I have a team.
I’m not afraid.
No. I’m ravenous.
I remained ridiculously calm last night.
I stayed calm this morning.
I screamed my head off for Sally.
I shook my cowbell with fervor.
Then I set up the trainer and I warmed up.
It had rained all night long and it had been raining all morning without a single, solitary break.
Over an inch of rain.
With the women’s heat so late in the day, there had already been thousands of riders tearing up the course by the time we got to it.
The mud was almost a foot deep in some places. And I’m not talking about mud-puddles – I’m talking about extremely thick mud.
So much of the course was impossible to ride it was almost insane. I ran and ran and ran – bike on shoulder. I remounted and descended at full speed through mud despite the fact that I had absolutely no idea what was underneath it – roots, ruts, holes, ditches? Fuckit.
Balls out, no brakes.
More than once.
In the most fantastic crash I actually slid 12-15 feet, face first, after departing from my beloved bike. I slid so far that I actually had to run backwards in order to retrieve my bike, whose front tire had stuck firmly in a hidden rut under the mud.
When I went down, a woman in my field just behind me called out, “Are you ok!?”
I was. And I told her so. And then she said, “Dude! That was the best crash I have ever seen!”
I got back on my bike, muscled my way through more gnarly technical mud, man-handled the torturous off-camber grass section along the back-stretch and then gassed it to the finish.
As I went, photographers were snapping away. Bright flashes in my eyes. As I approached them, I knew exactly what was going on in their heads. I could see it in their eyes.
I was the shot of the day.
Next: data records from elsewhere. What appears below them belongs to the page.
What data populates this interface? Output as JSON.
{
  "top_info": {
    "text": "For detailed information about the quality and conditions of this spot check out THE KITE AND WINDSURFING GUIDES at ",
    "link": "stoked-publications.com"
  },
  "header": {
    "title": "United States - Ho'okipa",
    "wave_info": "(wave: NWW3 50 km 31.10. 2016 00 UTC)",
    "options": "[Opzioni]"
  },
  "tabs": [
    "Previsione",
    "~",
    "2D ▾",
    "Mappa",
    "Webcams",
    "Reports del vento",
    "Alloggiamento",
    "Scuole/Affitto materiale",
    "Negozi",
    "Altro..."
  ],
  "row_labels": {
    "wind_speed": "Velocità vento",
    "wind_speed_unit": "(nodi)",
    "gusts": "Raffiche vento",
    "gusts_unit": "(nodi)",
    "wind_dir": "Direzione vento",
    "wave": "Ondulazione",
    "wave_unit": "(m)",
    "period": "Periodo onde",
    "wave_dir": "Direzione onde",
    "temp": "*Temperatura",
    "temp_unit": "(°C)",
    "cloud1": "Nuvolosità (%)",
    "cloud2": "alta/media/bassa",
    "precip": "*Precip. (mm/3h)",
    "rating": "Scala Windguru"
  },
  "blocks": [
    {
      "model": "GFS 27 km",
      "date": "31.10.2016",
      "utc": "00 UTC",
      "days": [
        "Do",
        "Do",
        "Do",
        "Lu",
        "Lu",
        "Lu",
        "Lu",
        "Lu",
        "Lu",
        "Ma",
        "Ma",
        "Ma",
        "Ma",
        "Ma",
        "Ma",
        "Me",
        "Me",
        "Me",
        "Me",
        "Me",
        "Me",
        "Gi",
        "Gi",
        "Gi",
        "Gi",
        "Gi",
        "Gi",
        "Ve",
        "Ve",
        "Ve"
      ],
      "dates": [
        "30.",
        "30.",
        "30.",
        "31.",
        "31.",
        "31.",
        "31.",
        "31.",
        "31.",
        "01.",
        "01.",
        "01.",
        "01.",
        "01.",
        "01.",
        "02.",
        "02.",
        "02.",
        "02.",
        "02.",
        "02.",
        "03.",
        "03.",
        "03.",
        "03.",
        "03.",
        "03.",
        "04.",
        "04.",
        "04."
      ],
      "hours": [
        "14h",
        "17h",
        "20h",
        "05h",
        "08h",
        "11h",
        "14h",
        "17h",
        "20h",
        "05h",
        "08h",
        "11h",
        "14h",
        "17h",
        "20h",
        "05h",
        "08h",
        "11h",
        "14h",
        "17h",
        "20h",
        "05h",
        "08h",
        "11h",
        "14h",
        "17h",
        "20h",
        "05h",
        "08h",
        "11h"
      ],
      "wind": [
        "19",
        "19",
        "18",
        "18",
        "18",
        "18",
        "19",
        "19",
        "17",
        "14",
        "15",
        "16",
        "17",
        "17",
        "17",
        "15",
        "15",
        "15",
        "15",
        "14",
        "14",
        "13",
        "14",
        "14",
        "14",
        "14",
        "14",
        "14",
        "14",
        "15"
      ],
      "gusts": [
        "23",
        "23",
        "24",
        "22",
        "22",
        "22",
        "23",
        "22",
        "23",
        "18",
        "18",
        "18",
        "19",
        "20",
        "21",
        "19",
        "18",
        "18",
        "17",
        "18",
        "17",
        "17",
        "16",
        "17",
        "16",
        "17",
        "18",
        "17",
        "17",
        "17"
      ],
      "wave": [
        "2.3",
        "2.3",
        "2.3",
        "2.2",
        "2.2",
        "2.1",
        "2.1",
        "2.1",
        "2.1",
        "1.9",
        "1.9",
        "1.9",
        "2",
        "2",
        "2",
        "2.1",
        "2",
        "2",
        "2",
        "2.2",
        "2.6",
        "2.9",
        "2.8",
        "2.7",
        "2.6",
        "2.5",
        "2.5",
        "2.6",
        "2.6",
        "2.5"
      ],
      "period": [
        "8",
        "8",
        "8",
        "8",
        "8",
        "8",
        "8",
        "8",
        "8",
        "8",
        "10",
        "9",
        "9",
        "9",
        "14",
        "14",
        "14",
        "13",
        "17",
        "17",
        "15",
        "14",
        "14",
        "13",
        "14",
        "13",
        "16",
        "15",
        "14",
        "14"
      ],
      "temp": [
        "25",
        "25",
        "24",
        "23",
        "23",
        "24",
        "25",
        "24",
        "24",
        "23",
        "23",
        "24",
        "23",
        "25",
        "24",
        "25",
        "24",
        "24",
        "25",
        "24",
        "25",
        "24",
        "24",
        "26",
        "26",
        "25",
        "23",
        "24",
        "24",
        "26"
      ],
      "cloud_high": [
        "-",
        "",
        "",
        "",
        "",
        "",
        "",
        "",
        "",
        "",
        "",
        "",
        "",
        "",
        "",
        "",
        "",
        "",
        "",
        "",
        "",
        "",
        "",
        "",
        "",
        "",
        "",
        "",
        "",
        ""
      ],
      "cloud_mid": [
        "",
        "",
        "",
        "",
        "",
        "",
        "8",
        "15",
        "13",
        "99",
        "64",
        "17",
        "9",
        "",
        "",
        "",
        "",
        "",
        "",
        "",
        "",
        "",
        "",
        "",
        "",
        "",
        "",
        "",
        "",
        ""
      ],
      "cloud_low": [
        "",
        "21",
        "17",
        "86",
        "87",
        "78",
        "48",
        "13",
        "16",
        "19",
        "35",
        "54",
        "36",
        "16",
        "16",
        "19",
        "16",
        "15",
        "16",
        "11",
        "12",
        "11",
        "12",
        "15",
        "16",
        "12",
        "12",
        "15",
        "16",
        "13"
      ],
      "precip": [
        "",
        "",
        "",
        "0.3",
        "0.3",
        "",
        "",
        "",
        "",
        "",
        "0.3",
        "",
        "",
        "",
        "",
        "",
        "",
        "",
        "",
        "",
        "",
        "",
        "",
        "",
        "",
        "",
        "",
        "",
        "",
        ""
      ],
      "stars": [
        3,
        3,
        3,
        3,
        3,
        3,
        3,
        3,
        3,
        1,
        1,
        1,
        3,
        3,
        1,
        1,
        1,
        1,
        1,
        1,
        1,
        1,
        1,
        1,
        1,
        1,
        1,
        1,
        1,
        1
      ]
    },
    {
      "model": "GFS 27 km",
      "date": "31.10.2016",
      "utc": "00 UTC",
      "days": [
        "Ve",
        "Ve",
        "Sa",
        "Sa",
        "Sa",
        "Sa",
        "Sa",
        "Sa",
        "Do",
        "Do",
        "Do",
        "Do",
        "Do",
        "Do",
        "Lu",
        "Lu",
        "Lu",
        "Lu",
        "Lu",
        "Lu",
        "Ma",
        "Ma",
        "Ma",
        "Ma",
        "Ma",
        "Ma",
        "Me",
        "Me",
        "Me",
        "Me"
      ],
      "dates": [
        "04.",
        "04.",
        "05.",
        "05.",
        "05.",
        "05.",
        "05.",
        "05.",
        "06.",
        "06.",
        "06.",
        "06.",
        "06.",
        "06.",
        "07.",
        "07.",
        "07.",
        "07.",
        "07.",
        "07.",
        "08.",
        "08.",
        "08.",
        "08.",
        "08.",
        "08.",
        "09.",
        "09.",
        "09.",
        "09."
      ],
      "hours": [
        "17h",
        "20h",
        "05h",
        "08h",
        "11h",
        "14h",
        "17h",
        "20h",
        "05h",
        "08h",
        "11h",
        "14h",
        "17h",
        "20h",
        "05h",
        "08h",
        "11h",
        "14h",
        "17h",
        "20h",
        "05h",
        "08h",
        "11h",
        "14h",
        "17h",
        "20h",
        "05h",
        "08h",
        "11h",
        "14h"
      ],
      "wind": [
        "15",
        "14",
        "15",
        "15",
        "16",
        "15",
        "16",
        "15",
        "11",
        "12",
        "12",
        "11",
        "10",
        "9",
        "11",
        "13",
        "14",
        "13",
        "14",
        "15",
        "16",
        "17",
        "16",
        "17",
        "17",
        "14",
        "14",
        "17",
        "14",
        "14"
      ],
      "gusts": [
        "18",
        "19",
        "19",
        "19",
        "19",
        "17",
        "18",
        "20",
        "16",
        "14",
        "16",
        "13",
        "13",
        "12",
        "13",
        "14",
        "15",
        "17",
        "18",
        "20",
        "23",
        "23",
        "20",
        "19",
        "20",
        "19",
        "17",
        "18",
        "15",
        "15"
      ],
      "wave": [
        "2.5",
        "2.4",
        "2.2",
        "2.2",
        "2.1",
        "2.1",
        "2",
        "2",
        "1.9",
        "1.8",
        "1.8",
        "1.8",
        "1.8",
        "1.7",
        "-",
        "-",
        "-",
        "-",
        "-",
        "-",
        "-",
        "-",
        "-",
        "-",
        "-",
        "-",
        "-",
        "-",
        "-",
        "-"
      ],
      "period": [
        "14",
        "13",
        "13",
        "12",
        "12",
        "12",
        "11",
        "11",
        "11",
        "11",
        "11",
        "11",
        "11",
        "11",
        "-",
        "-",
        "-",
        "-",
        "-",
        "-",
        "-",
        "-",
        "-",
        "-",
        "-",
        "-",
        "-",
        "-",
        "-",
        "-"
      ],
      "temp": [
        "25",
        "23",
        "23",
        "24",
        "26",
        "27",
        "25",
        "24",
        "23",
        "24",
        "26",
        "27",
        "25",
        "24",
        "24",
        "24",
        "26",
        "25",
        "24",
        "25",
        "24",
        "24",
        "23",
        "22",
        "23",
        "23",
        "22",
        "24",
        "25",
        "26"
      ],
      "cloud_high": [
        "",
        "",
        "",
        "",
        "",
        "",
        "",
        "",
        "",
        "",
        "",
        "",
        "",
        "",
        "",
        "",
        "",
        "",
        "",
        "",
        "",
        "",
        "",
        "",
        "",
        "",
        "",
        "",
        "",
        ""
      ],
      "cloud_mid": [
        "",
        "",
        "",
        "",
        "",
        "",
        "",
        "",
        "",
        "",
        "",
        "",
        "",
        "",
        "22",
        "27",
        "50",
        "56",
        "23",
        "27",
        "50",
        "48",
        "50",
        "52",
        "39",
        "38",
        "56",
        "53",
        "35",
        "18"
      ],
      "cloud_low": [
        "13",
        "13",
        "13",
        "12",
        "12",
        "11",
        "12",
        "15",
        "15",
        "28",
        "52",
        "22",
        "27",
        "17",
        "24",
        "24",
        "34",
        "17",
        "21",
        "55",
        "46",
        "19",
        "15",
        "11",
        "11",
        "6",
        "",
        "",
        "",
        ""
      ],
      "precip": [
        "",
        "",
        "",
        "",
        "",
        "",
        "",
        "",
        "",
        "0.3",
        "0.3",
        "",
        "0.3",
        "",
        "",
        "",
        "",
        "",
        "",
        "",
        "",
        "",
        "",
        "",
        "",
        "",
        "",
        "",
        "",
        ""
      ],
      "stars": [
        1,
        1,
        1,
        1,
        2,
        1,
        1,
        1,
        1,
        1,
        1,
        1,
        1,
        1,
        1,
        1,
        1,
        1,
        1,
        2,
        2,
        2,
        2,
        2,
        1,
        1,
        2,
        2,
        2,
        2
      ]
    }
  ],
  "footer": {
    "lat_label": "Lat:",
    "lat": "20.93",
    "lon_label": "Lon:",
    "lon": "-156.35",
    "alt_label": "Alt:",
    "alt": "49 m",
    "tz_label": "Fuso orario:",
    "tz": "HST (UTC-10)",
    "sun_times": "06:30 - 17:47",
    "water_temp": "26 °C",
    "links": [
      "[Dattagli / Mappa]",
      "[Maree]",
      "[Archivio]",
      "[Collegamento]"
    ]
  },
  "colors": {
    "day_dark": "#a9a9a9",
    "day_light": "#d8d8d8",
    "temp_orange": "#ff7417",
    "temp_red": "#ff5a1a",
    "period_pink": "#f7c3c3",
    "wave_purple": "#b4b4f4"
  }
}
Smashing my pedals over and over toward them, gritting my teeth, covered in the darkest version of mud, from head to toe. Only the whites of my teeth and eyes showing through the brown.
I finished fourth and I am goddam proud of that result.
It’s the best I’ve ever done. It’s bang-up, considering the intimidating course and absolutely mind-boggling conditions.
As I came zipping around the final curve I saw Sally on the sidelines and heard him say, “Wait… is that her?”
I was almost unrecognizable underneath my coat of mud. Even to my boyfriend.
I crossed the line and congratulated the woman that I’d beaten by just a few bike lengths. She was the same one who’d seen me go down for the head-first slip-n-slide dive.
“I swear to god,” she said again, “that was the best fall ever… ever!”
Sal and I have just reheated leftover chicken, barley, and wild rice casserole. We’re sipping wine-in-a-box (it’s budgeting time!) and reliving every hairy corner and every sketchy descent.
I’m a bike racer! I’m a real, live bike racer!!!
Sally navigating the mud!